First a personal note: I’ve had sort of a tough couple of months. June was super-busy with travel, then my family got Covid at the end of June (thanks to the travel), which hit my wife and me relatively hard. During all this I began a project on Colorado politics that has taken me much longer to wrap up than I originally anticipated (more details soon). Then, just when I thought I was ready to get back to regular weight lifting after Covid, I tripped on a curb last night and landed hard on a big rock. Hopefully I just have bruising and spraining; I may go in for a scan to see if there’s worse damage. It could have been worse—I could have absorbed the fall with my face rather than with my ribs, forearm, and shoulder. All of this is not to complain—by global and historical standards I live a blessed life—but to indicate why I’ve been relatively quiet lately. (I’ve remained active on Twitter, if you follow me there.)
I wanted to take a quick break from my big project to recommend two related films, both about the Thailand cave rescue of 2018, and both astonishing. The first is a Ron Howard film featuring Viggo Mortensen and Colin Farrell, Thirteen Lives, recently released on Amazon. The second is the National Geographic documentary, The Rescue, available on DisneyPlus.
On June 23, 2018, twelve boys and their soccer coach went into the Tham Luang Nang Non cave in northern Thailand. While they were inside, the seasonal rains arrived early, partly flooding the cave and trapping the boys. This prompted an international rescue effort in which hobbyist, but highly skilled, cave divers from around the world played a major role.

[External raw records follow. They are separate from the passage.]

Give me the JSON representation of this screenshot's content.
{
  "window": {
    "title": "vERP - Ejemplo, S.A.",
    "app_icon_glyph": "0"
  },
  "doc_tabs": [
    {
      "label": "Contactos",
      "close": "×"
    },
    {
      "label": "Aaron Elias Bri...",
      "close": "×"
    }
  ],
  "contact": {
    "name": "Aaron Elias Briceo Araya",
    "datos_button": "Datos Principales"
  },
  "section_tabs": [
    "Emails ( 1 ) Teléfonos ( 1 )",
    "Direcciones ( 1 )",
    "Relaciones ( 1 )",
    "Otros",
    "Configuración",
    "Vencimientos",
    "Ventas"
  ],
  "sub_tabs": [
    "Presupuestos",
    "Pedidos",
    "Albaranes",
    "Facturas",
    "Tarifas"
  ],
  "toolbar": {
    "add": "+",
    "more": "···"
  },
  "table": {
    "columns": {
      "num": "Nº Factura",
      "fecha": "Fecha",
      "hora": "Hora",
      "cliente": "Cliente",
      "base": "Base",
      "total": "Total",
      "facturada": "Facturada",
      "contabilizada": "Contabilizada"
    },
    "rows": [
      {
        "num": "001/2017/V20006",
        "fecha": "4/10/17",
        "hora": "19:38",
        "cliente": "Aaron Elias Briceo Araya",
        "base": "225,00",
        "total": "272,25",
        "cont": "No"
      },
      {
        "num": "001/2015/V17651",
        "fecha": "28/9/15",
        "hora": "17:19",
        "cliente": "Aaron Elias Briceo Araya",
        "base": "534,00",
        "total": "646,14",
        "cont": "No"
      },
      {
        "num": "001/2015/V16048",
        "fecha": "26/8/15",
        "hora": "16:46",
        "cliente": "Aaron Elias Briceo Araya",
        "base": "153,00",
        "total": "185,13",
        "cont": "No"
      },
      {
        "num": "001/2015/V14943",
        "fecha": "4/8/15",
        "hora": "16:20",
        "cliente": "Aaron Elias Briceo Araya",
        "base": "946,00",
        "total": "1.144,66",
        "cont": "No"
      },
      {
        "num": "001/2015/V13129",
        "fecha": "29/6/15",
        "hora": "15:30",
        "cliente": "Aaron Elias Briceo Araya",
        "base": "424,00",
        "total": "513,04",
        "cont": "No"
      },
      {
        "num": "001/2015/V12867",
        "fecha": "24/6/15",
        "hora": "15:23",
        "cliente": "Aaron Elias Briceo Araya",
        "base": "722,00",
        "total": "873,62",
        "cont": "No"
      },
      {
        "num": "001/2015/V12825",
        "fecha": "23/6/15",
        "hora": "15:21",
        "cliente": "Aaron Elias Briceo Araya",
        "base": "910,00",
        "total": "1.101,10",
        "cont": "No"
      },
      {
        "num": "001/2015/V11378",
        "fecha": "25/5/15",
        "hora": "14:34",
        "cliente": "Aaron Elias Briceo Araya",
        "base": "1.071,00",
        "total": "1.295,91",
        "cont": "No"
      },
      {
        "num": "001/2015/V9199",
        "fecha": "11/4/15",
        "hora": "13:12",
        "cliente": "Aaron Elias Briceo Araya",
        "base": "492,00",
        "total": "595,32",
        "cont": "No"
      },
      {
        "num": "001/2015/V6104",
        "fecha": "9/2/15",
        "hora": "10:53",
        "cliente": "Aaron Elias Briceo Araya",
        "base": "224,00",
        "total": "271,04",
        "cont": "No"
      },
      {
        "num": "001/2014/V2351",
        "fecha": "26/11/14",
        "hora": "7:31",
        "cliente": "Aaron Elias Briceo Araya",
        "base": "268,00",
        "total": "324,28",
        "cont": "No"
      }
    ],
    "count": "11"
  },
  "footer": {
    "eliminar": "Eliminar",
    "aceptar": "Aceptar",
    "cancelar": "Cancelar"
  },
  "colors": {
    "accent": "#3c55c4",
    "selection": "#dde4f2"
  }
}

An early source of tension was that the Thai Navy SEALS thought they would be able to handle the rescue on their own, but the older cave-diving hobbyists turned out to have a highly refined skill set and much better gear to handle the flooded cave.
For days it was far from clear that “rescue operation” was the appropriate term. Had the boys managed to find sanctuary amidst the rushing waters and flooded tunnels? If so, could the divers find them? If divers did manage to find the boys, could they bring them out alive? That last problem turned out to be the hardest one. The solution they came up with is just shocking. The emotional and political pressure those divers faced was enormous. Failure was possible at so many junctures.
Also key to the effort was a large-scale water diversion project to keep as much water out of the cave as possible. Watching these people work together in such an important cause, where what mattered was working the problem, is awe-inspiring.
I recommend that, without reading anything else about the story, you watch the Howard film, then follow up a day or two later with the documentary. The Howard film will give you the general flow of the story. The documentary will fill in some details, give you an excellent sense of the personalities of the extraordinary cave divers, and reveal where Howard took a bit of artistic license. I felt like I needed to watch both films to emotionally absorb the story and marvel at the focused thinking and exhausting effort involved. If I had to recommend only one film, I’d choose the documentary (which involves reenacted sequences.) I urge you to grapple with this story in some way. What you will witness starkly manifest is competence.